> **Assignment**:
Print all of the data below exactly as it appears, leaving out every image.
------
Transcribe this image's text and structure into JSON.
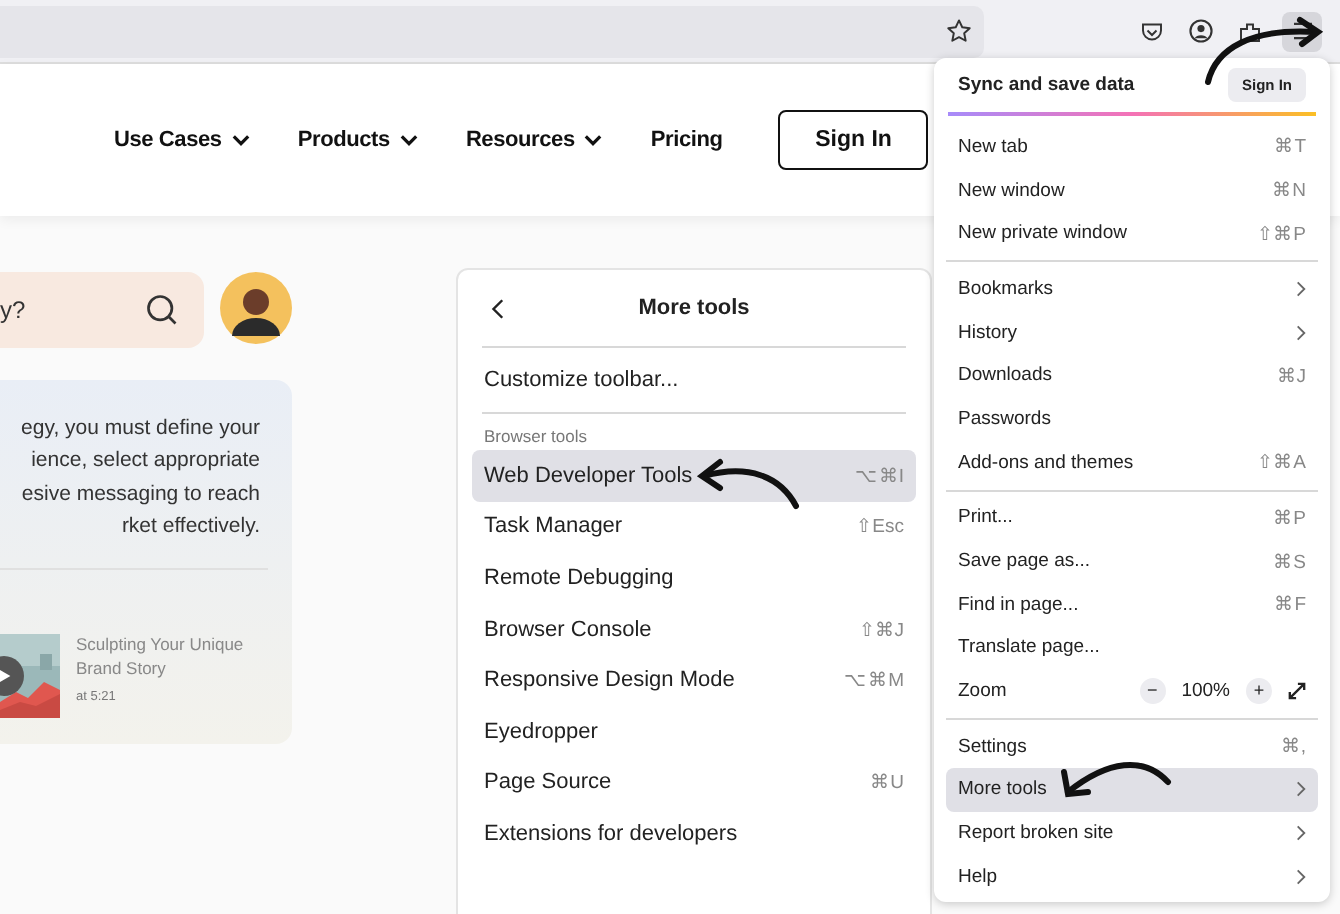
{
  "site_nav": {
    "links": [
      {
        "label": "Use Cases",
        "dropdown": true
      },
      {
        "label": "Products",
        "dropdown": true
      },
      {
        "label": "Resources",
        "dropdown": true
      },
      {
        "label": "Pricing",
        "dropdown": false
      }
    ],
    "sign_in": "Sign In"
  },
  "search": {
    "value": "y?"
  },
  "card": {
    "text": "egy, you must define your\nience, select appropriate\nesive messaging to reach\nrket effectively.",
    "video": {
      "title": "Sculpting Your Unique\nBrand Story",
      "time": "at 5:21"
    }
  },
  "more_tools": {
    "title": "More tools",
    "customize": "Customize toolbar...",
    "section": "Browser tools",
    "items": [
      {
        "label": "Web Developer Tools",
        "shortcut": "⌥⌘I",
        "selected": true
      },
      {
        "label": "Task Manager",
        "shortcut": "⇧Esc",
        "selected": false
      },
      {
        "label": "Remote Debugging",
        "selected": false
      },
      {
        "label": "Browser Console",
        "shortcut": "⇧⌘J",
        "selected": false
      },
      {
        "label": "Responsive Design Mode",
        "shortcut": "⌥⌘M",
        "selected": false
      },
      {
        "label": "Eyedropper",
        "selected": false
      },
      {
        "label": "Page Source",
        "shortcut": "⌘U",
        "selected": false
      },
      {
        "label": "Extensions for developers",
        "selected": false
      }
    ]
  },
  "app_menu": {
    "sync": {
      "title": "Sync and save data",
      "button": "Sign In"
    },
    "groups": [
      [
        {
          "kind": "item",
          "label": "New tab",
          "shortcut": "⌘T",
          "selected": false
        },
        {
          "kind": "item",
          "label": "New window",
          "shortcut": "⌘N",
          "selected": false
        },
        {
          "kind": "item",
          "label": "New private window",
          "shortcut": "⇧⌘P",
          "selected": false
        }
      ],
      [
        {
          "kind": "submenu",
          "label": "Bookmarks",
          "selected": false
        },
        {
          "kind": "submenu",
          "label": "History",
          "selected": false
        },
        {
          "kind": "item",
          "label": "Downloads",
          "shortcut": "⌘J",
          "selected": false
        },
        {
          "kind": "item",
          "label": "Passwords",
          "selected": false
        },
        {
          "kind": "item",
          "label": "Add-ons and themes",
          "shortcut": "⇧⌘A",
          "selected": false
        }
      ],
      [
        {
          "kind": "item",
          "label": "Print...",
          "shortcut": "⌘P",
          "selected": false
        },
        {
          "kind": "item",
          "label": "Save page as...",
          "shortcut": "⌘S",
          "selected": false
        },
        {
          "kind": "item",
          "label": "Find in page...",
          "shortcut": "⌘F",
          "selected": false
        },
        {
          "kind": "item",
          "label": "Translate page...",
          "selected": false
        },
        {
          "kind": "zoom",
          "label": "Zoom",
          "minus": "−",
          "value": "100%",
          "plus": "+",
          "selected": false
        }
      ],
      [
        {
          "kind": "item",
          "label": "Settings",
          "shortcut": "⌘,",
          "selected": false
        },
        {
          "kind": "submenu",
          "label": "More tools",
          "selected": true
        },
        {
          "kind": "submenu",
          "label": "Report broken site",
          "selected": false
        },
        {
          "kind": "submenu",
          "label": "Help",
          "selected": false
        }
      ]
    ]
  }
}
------
> **Response**:
Transcribe this image's text and structure into JSON.
{
  "site_nav": {
    "links": [
      {
        "label": "Use Cases",
        "dropdown": true
      },
      {
        "label": "Products",
        "dropdown": true
      },
      {
        "label": "Resources",
        "dropdown": true
      },
      {
        "label": "Pricing",
        "dropdown": false
      }
    ],
    "sign_in": "Sign In"
  },
  "search": {
    "value": "y?"
  },
  "card": {
    "text": "egy, you must define your\nience, select appropriate\nesive messaging to reach\nrket effectively.",
    "video": {
      "title": "Sculpting Your Unique\nBrand Story",
      "time": "at 5:21"
    }
  },
  "more_tools": {
    "title": "More tools",
    "customize": "Customize toolbar...",
    "section": "Browser tools",
    "items": [
      {
        "label": "Web Developer Tools",
        "shortcut": "⌥⌘I",
        "selected": true
      },
      {
        "label": "Task Manager",
        "shortcut": "⇧Esc",
        "selected": false
      },
      {
        "label": "Remote Debugging",
        "selected": false
      },
      {
        "label": "Browser Console",
        "shortcut": "⇧⌘J",
        "selected": false
      },
      {
        "label": "Responsive Design Mode",
        "shortcut": "⌥⌘M",
        "selected": false
      },
      {
        "label": "Eyedropper",
        "selected": false
      },
      {
        "label": "Page Source",
        "shortcut": "⌘U",
        "selected": false
      },
      {
        "label": "Extensions for developers",
        "selected": false
      }
    ]
  },
  "app_menu": {
    "sync": {
      "title": "Sync and save data",
      "button": "Sign In"
    },
    "groups": [
      [
        {
          "kind": "item",
          "label": "New tab",
          "shortcut": "⌘T",
          "selected": false
        },
        {
          "kind": "item",
          "label": "New window",
          "shortcut": "⌘N",
          "selected": false
        },
        {
          "kind": "item",
          "label": "New private window",
          "shortcut": "⇧⌘P",
          "selected": false
        }
      ],
      [
        {
          "kind": "submenu",
          "label": "Bookmarks",
          "selected": false
        },
        {
          "kind": "submenu",
          "label": "History",
          "selected": false
        },
        {
          "kind": "item",
          "label": "Downloads",
          "shortcut": "⌘J",
          "selected": false
        },
        {
          "kind": "item",
          "label": "Passwords",
          "selected": false
        },
        {
          "kind": "item",
          "label": "Add-ons and themes",
          "shortcut": "⇧⌘A",
          "selected": false
        }
      ],
      [
        {
          "kind": "item",
          "label": "Print...",
          "shortcut": "⌘P",
          "selected": false
        },
        {
          "kind": "item",
          "label": "Save page as...",
          "shortcut": "⌘S",
          "selected": false
        },
        {
          "kind": "item",
          "label": "Find in page...",
          "shortcut": "⌘F",
          "selected": false
        },
        {
          "kind": "item",
          "label": "Translate page...",
          "selected": false
        },
        {
          "kind": "zoom",
          "label": "Zoom",
          "minus": "−",
          "value": "100%",
          "plus": "+",
          "selected": false
        }
      ],
      [
        {
          "kind": "item",
          "label": "Settings",
          "shortcut": "⌘,",
          "selected": false
        },
        {
          "kind": "submenu",
          "label": "More tools",
          "selected": true
        },
        {
          "kind": "submenu",
          "label": "Report broken site",
          "selected": false
        },
        {
          "kind": "submenu",
          "label": "Help",
          "selected": false
        }
      ]
    ]
  }
}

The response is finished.